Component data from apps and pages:
-=-=-
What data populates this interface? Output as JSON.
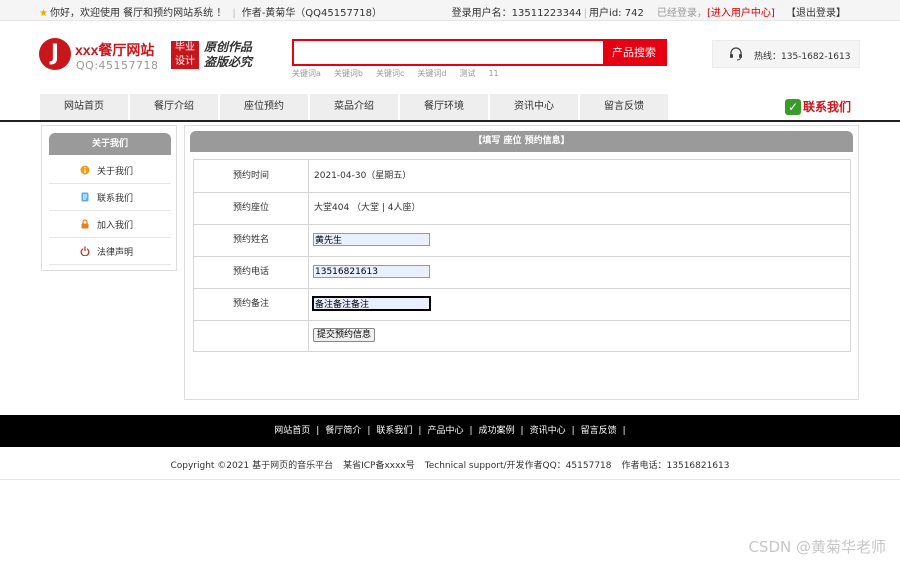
{
  "topbar": {
    "welcome": "你好，欢迎使用 餐厅和预约网站系统 ！",
    "author": "作者-黄菊华（QQ45157718）",
    "login_user_label": "登录用户名：13511223344",
    "user_id_label": "用户id: 742",
    "login_status": "已经登录，",
    "user_center": "[进入用户中心]",
    "logout": "【退出登录】"
  },
  "header": {
    "logo_letter": "J",
    "logo_title": "xxx餐厅网站",
    "logo_qq": "QQ:45157718",
    "badge_line1": "毕业",
    "badge_line2": "设计",
    "slogan_line1": "原创作品",
    "slogan_line2": "盗版必究",
    "search_placeholder": "",
    "search_button": "产品搜索",
    "keywords": [
      "关键词a",
      "关键词b",
      "关键词c",
      "关键词d",
      "测试",
      "11"
    ],
    "hotline": "热线：135-1682-1613"
  },
  "nav": {
    "items": [
      "网站首页",
      "餐厅介绍",
      "座位预约",
      "菜品介绍",
      "餐厅环境",
      "资讯中心",
      "留言反馈"
    ],
    "contact_us": "联系我们"
  },
  "sidebar": {
    "title": "关于我们",
    "items": [
      {
        "label": "关于我们",
        "icon": "info-icon"
      },
      {
        "label": "联系我们",
        "icon": "contact-icon"
      },
      {
        "label": "加入我们",
        "icon": "lock-icon"
      },
      {
        "label": "法律声明",
        "icon": "power-icon"
      }
    ]
  },
  "reservation": {
    "title": "【填写 座位 预约信息】",
    "time_label": "预约时间",
    "time_value": "2021-04-30（星期五）",
    "seat_label": "预约座位",
    "seat_value": "大堂404 （大堂 | 4人座）",
    "name_label": "预约姓名",
    "name_value": "黄先生",
    "phone_label": "预约电话",
    "phone_value": "13516821613",
    "note_label": "预约备注",
    "note_value": "备注备注备注",
    "submit_label": "提交预约信息"
  },
  "footer": {
    "links": [
      "网站首页",
      "餐厅简介",
      "联系我们",
      "产品中心",
      "成功案例",
      "资讯中心",
      "留言反馈"
    ],
    "copyright": "Copyright ©2021 基于网页的音乐平台",
    "icp": "某省ICP备xxxx号",
    "support": "Technical support/开发作者QQ：45157718",
    "phone": "作者电话：13516821613"
  },
  "watermark": "CSDN @黄菊华老师",
  "colors": {
    "brand_red": "#c8161d",
    "search_red": "#e60012",
    "header_gray": "#9a9a9a",
    "footer_black": "#000000"
  }
}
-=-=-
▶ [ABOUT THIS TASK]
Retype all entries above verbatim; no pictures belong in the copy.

▶ [EXERCISE RESULT]
What data populates this interface? Output as JSON.
{
  "topbar": {
    "welcome": "你好，欢迎使用 餐厅和预约网站系统 ！",
    "author": "作者-黄菊华（QQ45157718）",
    "login_user_label": "登录用户名：13511223344",
    "user_id_label": "用户id: 742",
    "login_status": "已经登录，",
    "user_center": "[进入用户中心]",
    "logout": "【退出登录】"
  },
  "header": {
    "logo_letter": "J",
    "logo_title": "xxx餐厅网站",
    "logo_qq": "QQ:45157718",
    "badge_line1": "毕业",
    "badge_line2": "设计",
    "slogan_line1": "原创作品",
    "slogan_line2": "盗版必究",
    "search_placeholder": "",
    "search_button": "产品搜索",
    "keywords": [
      "关键词a",
      "关键词b",
      "关键词c",
      "关键词d",
      "测试",
      "11"
    ],
    "hotline": "热线：135-1682-1613"
  },
  "nav": {
    "items": [
      "网站首页",
      "餐厅介绍",
      "座位预约",
      "菜品介绍",
      "餐厅环境",
      "资讯中心",
      "留言反馈"
    ],
    "contact_us": "联系我们"
  },
  "sidebar": {
    "title": "关于我们",
    "items": [
      {
        "label": "关于我们",
        "icon": "info-icon"
      },
      {
        "label": "联系我们",
        "icon": "contact-icon"
      },
      {
        "label": "加入我们",
        "icon": "lock-icon"
      },
      {
        "label": "法律声明",
        "icon": "power-icon"
      }
    ]
  },
  "reservation": {
    "title": "【填写 座位 预约信息】",
    "time_label": "预约时间",
    "time_value": "2021-04-30（星期五）",
    "seat_label": "预约座位",
    "seat_value": "大堂404 （大堂 | 4人座）",
    "name_label": "预约姓名",
    "name_value": "黄先生",
    "phone_label": "预约电话",
    "phone_value": "13516821613",
    "note_label": "预约备注",
    "note_value": "备注备注备注",
    "submit_label": "提交预约信息"
  },
  "footer": {
    "links": [
      "网站首页",
      "餐厅简介",
      "联系我们",
      "产品中心",
      "成功案例",
      "资讯中心",
      "留言反馈"
    ],
    "copyright": "Copyright ©2021 基于网页的音乐平台",
    "icp": "某省ICP备xxxx号",
    "support": "Technical support/开发作者QQ：45157718",
    "phone": "作者电话：13516821613"
  },
  "watermark": "CSDN @黄菊华老师",
  "colors": {
    "brand_red": "#c8161d",
    "search_red": "#e60012",
    "header_gray": "#9a9a9a",
    "footer_black": "#000000"
  }
}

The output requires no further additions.